WikiLeaks founder Julian Assange is reportedly set to be expelled from the Ecuadorian Embassy in central London.
A member of staff inside the six-storey building, where the Australian has been holed up since 2012, declined to speak about the claims when asked over the intercom shortly before 7.30am.
The pavement opposite was lined with more than 20 members of the world's media, many with TV cameras, after the reports broke via WikiLeakslast night.
Julian Assange first came to international prominence in 2010 when Wikileaks, the organisation which he founded, released tens of thousands of classified military and diplomatic documents in what was the biggest leak in US military history.
It sent shockwaves throughout the political and military worlds. US soldier Chelsea Manning would go on to be convicted in relation to the case, imprisoned and subsequently pardoned.

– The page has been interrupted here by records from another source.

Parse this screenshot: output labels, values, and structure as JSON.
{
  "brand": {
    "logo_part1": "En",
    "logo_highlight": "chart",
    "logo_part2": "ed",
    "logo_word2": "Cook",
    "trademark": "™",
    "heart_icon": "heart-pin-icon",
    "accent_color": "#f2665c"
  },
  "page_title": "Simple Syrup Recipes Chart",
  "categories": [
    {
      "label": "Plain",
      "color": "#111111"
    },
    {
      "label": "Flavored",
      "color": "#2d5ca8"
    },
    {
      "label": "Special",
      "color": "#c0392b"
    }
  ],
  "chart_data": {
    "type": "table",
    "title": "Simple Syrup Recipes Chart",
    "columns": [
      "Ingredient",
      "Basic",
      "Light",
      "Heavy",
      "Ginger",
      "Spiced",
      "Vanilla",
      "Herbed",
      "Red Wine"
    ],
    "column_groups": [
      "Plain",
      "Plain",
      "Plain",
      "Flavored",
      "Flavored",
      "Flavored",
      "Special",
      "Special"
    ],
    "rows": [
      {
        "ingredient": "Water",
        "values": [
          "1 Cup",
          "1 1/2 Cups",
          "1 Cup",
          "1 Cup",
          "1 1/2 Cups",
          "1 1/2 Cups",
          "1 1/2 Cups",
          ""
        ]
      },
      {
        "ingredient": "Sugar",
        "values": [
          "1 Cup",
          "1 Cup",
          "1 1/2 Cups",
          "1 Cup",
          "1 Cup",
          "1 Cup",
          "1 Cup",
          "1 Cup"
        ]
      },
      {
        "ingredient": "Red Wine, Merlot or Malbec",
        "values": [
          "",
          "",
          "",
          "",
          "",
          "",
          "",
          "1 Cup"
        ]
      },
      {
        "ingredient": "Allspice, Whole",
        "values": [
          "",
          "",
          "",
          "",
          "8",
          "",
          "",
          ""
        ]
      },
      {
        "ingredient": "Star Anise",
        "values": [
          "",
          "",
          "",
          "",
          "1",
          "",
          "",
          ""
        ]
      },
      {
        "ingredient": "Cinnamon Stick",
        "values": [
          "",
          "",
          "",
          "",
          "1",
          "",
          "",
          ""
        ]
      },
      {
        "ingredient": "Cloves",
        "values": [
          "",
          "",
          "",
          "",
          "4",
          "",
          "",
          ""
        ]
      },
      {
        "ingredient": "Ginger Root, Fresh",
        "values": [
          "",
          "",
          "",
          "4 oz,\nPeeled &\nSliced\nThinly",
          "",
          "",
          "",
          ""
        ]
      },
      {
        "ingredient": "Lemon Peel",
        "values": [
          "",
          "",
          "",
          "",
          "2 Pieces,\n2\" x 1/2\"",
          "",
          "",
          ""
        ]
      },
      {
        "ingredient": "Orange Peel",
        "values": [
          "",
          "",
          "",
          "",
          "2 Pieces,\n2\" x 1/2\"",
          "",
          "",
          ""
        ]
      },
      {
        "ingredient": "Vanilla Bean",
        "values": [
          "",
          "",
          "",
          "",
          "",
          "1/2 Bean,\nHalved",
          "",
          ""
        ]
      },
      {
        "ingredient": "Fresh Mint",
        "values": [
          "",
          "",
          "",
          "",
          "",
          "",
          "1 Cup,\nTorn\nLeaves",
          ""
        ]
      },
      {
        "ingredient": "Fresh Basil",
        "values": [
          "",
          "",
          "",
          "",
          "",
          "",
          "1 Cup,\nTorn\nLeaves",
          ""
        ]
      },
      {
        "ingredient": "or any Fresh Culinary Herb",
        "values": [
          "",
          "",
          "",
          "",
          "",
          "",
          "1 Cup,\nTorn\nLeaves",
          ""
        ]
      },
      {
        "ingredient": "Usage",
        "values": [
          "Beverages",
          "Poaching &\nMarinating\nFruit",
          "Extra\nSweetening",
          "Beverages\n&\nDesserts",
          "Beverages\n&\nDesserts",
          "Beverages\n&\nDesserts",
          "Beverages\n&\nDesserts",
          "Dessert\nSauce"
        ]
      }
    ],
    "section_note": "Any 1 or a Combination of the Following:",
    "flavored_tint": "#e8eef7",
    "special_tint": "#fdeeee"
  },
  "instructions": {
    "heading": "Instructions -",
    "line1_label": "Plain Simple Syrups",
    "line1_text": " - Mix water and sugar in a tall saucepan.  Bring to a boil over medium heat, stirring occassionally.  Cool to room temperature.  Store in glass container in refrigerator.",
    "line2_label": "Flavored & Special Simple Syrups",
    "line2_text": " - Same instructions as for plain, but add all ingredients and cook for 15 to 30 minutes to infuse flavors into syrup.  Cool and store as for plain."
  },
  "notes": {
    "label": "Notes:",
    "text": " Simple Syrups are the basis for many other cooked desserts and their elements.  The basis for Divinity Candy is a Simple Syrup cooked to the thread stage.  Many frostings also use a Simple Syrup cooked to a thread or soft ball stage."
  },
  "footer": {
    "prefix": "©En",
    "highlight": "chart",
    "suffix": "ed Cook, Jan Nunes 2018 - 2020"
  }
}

BREAKING: A high level source within the Ecuadorian state has told @WikiLeaks that Julian Assange will be expelled within "hours to days" using the #INAPapers offshore scandal as a pretext--and that it already has an agreement with the UK for his arrest.https://t.co/adnJph79wq— WikiLeaks (@wikileaks) April 4, 2019
As the leak was being investigated, Swedish authorities launched an inquiry relating to allegations of sexual assault against Julian Assange.
He denied the allegations and said he feared the changes were a ruse to get him extradited to Sweden to the US in relation to the Wikileaks material.
As a result, he sought refuge in the Ecuadorean Embassy, breaking bail conditions which had been imposed in the UK.
In 2017 Swedish authorities dropped their investigation into Mr Assange saying that all possibilities to conduct an investigation had been exhausted. But a British arrest warrant in relation to him breaching his bail conditions by taking refuge in the Embassy still stood.
He lost his bid to have the arrest warrant dropped.
In October last year, Mr Assange said he was to take legal action against the government of Ecuador, accusing it of violating his "fundamental rights and freedoms".
The move came several months after Ecuador cut off communications for Mr Assange.
WikiLeaks said Ecuador had threatened to remove the protection Mr Assange has had since being granted political asylum, and said that his access to the outside world had been "summarily cut off".